::: Records provided :::

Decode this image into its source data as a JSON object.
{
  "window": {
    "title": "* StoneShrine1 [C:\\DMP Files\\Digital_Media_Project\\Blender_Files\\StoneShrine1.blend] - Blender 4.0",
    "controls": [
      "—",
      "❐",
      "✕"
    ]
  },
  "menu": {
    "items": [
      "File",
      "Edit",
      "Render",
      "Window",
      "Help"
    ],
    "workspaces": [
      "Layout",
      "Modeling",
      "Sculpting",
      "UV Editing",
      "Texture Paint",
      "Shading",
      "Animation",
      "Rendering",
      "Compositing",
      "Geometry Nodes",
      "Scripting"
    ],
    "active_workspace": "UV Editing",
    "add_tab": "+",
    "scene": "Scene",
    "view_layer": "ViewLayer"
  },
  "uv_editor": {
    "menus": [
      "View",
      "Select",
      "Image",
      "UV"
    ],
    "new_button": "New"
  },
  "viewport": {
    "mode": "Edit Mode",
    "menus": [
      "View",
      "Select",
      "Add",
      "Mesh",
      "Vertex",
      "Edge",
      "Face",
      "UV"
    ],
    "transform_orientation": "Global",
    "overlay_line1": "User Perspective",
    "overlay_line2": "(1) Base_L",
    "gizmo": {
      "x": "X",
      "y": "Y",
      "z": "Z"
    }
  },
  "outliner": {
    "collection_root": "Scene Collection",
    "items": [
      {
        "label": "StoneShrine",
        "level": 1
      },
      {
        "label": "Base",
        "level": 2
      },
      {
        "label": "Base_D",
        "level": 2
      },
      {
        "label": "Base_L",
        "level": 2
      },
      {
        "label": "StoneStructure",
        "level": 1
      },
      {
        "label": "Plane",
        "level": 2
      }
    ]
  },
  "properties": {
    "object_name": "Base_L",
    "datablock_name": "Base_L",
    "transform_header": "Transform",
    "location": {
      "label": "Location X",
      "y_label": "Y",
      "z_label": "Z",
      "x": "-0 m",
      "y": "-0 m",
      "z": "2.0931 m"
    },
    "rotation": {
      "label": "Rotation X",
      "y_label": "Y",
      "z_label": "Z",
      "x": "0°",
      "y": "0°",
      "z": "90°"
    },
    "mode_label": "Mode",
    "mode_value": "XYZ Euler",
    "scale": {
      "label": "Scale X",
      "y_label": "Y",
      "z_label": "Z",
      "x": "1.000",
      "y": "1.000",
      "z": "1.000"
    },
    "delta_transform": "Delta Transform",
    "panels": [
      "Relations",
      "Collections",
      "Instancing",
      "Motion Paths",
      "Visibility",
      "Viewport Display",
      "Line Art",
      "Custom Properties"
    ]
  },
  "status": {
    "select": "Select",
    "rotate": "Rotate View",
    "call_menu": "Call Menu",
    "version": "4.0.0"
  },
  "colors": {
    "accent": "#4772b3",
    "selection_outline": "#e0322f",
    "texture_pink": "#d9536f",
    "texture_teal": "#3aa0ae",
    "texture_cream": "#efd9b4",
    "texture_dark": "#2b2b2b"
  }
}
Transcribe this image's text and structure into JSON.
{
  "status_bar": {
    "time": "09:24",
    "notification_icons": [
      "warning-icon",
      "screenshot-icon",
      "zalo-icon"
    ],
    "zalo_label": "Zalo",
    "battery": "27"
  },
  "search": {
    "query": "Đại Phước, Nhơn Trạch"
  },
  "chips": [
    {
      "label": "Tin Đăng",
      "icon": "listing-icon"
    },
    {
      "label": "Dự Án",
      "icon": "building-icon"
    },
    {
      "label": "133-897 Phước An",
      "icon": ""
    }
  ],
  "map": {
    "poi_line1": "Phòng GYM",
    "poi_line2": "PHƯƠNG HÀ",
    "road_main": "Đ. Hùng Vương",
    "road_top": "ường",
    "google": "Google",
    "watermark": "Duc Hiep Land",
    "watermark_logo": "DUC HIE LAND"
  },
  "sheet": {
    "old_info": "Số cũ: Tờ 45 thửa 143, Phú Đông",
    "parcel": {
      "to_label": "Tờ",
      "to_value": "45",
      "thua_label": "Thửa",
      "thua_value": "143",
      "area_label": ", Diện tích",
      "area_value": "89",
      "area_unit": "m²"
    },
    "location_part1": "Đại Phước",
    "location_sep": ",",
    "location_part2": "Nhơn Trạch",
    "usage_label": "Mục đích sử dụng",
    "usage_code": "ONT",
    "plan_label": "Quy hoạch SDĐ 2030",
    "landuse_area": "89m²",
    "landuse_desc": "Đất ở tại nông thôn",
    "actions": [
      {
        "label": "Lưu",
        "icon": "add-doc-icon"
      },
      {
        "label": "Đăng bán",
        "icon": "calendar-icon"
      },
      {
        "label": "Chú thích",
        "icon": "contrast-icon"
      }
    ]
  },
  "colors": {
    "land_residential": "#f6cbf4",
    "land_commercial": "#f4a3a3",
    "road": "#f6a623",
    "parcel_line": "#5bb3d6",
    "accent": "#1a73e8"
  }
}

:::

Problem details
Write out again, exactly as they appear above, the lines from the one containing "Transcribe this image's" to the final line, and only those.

Problem solution
Transcribe this image's text and structure into JSON.
{
  "status_bar": {
    "time": "09:24",
    "notification_icons": [
      "warning-icon",
      "screenshot-icon",
      "zalo-icon"
    ],
    "zalo_label": "Zalo",
    "battery": "27"
  },
  "search": {
    "query": "Đại Phước, Nhơn Trạch"
  },
  "chips": [
    {
      "label": "Tin Đăng",
      "icon": "listing-icon"
    },
    {
      "label": "Dự Án",
      "icon": "building-icon"
    },
    {
      "label": "133-897 Phước An",
      "icon": ""
    }
  ],
  "map": {
    "poi_line1": "Phòng GYM",
    "poi_line2": "PHƯƠNG HÀ",
    "road_main": "Đ. Hùng Vương",
    "road_top": "ường",
    "google": "Google",
    "watermark": "Duc Hiep Land",
    "watermark_logo": "DUC HIE LAND"
  },
  "sheet": {
    "old_info": "Số cũ: Tờ 45 thửa 143, Phú Đông",
    "parcel": {
      "to_label": "Tờ",
      "to_value": "45",
      "thua_label": "Thửa",
      "thua_value": "143",
      "area_label": ", Diện tích",
      "area_value": "89",
      "area_unit": "m²"
    },
    "location_part1": "Đại Phước",
    "location_sep": ",",
    "location_part2": "Nhơn Trạch",
    "usage_label": "Mục đích sử dụng",
    "usage_code": "ONT",
    "plan_label": "Quy hoạch SDĐ 2030",
    "landuse_area": "89m²",
    "landuse_desc": "Đất ở tại nông thôn",
    "actions": [
      {
        "label": "Lưu",
        "icon": "add-doc-icon"
      },
      {
        "label": "Đăng bán",
        "icon": "calendar-icon"
      },
      {
        "label": "Chú thích",
        "icon": "contrast-icon"
      }
    ]
  },
  "colors": {
    "land_residential": "#f6cbf4",
    "land_commercial": "#f4a3a3",
    "road": "#f6a623",
    "parcel_line": "#5bb3d6",
    "accent": "#1a73e8"
  }
}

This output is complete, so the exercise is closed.